It is true, Al-Nusra is not going away anytime soon, especially if Assad continues to stay in power. They are intent on toppling the Assad regime, so the longer that Assad stays around, the longer Al-Nusra will be a threat to US and international security. Many believe terrorism can only be properly dealt with if Assad is removed from office, but that is a complex process and there is not a widespread consensus on removing him as president. The main actors in the Syrian peace talks, the US and Russia, do not see eye to eye on this issue. President Obama has regularly stated Assad needs to go, while Russia has remained ambivalent on the issue. Also, regime forces have made a lot of gains on the ground against ISIS, which gives Assad more legitimacy in his eyes. The ancient city of Palmyra was liberated by regime forces from ISIS control recently, giving Assad even more credibility. When Palmyra fell to ISIS during their initial campaign, it was considered an embarrassing loss for Assad; therefore, taking the city back is thought to be the biggest victory for the regime.
This does not bode well for limiting the influence of Al-Nusra. A Syrian expert at the Middle East institute, Charles Lister states: “By proclaiming itself specifically as a revolutionary movement fundamentally opposed to the Assad regime, Al Qaeda has sealed its future in part to that of Bashar al-Assad. Should one remain, the other will invariably survive also”.

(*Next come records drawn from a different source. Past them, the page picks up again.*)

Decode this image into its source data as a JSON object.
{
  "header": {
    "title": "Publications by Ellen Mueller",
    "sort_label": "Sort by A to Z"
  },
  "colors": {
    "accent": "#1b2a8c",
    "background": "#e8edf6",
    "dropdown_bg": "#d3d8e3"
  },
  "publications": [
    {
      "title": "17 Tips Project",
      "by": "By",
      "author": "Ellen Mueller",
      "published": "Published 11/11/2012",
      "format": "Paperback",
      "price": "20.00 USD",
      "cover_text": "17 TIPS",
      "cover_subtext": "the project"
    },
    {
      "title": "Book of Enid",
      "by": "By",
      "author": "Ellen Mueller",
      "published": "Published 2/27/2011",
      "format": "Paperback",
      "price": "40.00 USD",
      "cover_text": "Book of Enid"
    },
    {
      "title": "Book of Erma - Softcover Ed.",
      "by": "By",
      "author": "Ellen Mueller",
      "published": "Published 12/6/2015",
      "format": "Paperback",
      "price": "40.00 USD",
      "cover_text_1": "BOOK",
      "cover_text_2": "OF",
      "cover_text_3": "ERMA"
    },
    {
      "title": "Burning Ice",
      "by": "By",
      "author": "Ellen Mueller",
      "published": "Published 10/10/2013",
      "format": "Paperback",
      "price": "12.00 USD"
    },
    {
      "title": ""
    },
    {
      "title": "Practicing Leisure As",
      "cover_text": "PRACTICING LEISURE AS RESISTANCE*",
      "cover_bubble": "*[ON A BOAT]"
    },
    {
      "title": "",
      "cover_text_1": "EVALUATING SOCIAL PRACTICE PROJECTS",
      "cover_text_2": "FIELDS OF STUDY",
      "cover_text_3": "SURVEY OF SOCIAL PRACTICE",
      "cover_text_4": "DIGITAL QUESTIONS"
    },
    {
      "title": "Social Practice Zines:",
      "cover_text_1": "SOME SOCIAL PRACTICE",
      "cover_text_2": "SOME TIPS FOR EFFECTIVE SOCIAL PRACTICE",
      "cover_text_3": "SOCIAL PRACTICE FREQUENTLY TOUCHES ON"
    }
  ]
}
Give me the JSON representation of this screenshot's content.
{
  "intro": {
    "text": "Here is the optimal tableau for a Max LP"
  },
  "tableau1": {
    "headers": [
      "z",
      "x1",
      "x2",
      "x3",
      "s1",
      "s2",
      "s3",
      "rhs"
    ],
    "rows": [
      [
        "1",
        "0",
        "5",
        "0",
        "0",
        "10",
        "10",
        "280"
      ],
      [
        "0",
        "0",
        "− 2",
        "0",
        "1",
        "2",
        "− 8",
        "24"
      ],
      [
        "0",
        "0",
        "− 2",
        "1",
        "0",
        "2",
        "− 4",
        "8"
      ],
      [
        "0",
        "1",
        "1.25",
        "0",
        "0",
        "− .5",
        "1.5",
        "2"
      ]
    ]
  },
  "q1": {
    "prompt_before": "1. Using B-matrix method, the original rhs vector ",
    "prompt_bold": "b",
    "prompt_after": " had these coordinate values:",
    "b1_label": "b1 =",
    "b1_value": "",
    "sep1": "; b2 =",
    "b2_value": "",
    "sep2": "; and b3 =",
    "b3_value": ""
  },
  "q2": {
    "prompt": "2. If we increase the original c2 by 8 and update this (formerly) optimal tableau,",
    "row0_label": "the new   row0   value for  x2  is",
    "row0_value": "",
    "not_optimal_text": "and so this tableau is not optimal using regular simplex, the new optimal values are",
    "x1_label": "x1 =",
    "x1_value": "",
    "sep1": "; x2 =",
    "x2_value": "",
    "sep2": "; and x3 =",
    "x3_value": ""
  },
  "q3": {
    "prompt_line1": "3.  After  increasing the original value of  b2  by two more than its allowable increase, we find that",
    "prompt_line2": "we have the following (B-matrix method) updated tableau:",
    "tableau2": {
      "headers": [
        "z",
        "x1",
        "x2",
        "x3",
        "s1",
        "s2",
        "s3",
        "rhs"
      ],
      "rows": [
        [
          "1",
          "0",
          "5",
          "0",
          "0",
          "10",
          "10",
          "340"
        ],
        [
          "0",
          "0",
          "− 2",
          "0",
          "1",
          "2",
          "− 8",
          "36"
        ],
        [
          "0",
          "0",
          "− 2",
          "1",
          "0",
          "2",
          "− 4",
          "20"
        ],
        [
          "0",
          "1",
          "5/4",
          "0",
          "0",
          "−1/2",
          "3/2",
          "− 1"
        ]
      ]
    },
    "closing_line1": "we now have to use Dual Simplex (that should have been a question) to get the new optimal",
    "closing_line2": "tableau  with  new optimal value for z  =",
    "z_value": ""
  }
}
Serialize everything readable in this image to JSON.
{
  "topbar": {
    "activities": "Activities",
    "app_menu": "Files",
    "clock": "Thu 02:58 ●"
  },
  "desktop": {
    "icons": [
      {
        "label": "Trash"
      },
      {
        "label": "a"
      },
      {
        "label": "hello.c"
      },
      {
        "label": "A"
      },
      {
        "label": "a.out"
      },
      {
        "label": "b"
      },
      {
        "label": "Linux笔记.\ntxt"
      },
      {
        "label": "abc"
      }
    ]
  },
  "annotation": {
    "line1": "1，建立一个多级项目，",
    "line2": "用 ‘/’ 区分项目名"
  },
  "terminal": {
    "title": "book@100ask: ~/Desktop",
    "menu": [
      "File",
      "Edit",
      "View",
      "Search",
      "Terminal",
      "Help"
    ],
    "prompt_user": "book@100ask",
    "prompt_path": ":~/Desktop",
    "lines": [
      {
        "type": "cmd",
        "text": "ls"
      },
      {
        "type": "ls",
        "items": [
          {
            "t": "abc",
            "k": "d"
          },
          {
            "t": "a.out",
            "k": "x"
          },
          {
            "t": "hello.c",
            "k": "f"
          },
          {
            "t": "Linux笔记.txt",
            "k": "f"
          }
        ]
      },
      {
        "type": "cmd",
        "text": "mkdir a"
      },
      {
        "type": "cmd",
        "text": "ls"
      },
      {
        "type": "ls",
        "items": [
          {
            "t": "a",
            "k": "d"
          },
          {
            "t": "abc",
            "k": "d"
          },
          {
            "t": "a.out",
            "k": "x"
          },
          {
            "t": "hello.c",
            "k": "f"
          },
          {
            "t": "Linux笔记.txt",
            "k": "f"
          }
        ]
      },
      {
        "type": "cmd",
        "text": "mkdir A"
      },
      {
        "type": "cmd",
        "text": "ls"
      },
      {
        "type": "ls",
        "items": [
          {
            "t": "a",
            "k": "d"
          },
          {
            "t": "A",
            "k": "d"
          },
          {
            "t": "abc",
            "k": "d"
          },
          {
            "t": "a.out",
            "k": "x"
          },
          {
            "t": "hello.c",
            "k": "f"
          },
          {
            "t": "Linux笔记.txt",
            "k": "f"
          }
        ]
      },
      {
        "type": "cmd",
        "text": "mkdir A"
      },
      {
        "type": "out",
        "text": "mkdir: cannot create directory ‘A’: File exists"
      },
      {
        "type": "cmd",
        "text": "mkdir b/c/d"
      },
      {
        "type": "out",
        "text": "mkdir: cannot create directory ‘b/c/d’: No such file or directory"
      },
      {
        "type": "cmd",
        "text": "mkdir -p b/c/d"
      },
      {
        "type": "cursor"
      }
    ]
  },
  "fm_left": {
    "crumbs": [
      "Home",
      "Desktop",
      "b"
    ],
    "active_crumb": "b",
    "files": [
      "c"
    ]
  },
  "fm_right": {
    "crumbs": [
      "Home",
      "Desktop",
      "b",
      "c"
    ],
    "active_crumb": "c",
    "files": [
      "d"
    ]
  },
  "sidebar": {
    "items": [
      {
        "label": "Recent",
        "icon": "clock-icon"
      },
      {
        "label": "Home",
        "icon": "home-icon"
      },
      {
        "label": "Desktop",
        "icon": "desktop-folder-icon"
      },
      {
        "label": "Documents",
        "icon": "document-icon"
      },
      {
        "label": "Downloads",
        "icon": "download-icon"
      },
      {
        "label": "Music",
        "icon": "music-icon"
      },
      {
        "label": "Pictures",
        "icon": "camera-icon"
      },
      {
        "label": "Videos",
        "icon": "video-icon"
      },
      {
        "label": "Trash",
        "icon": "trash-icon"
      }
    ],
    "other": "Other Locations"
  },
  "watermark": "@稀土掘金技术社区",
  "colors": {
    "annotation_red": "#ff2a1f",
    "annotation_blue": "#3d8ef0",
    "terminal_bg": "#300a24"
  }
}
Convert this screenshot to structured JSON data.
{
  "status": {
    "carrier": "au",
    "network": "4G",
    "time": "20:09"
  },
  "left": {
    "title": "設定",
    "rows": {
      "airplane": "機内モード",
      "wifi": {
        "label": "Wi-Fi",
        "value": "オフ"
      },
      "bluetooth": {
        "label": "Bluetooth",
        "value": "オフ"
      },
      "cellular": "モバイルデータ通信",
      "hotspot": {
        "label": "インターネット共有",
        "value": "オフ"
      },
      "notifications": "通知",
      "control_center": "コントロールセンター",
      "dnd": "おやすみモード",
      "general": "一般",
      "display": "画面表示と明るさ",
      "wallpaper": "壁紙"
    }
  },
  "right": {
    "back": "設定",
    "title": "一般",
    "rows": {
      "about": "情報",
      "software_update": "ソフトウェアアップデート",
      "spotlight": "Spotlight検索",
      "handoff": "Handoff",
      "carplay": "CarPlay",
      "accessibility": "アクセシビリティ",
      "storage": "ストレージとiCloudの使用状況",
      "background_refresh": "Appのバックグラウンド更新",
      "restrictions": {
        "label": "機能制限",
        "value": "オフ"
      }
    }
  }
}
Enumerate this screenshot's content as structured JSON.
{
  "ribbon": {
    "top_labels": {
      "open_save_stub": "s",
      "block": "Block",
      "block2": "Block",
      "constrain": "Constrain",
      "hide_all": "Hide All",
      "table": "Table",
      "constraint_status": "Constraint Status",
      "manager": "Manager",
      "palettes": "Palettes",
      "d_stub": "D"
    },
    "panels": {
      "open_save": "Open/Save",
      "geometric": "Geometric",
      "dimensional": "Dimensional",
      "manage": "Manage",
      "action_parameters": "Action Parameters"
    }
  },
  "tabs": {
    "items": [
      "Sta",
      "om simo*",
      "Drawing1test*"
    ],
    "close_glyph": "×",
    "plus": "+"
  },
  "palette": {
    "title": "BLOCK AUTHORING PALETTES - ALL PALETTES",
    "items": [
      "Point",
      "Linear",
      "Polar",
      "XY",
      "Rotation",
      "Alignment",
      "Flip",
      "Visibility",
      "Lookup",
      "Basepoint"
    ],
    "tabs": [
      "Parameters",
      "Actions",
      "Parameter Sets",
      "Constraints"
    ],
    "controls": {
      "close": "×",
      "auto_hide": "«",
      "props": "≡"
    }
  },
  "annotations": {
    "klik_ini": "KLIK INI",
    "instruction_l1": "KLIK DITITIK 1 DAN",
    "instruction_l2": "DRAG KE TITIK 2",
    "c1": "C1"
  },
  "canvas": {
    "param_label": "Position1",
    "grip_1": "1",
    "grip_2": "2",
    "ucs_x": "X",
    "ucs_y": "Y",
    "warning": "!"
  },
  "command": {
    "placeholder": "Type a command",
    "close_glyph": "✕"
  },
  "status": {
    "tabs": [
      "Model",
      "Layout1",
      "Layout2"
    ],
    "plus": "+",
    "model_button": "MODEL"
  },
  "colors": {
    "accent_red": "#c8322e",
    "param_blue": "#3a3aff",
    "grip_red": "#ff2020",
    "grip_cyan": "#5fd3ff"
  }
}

The complicated process of finding a solution for the civil war in Syria is one of the toughest resolutions of our time, but two things are clear: Al-Nusra is not going anywhere unless Assad leaves office and the US needs to start taking the Al-Qaeda affiliate more seriously. ISIS may be the most serious threat in the media, but Al-Nusra needs to be given more attention before they become the next ISIS. Time and time again terrorist groups have proven they are capable of staying under the radar until the time is right; case in point: ISIS. The US government needs to understand history can repeat itself, making the process to contain Al-Nusra even more vital before they become the most influential militant group in the world.
–Contributed by R.A.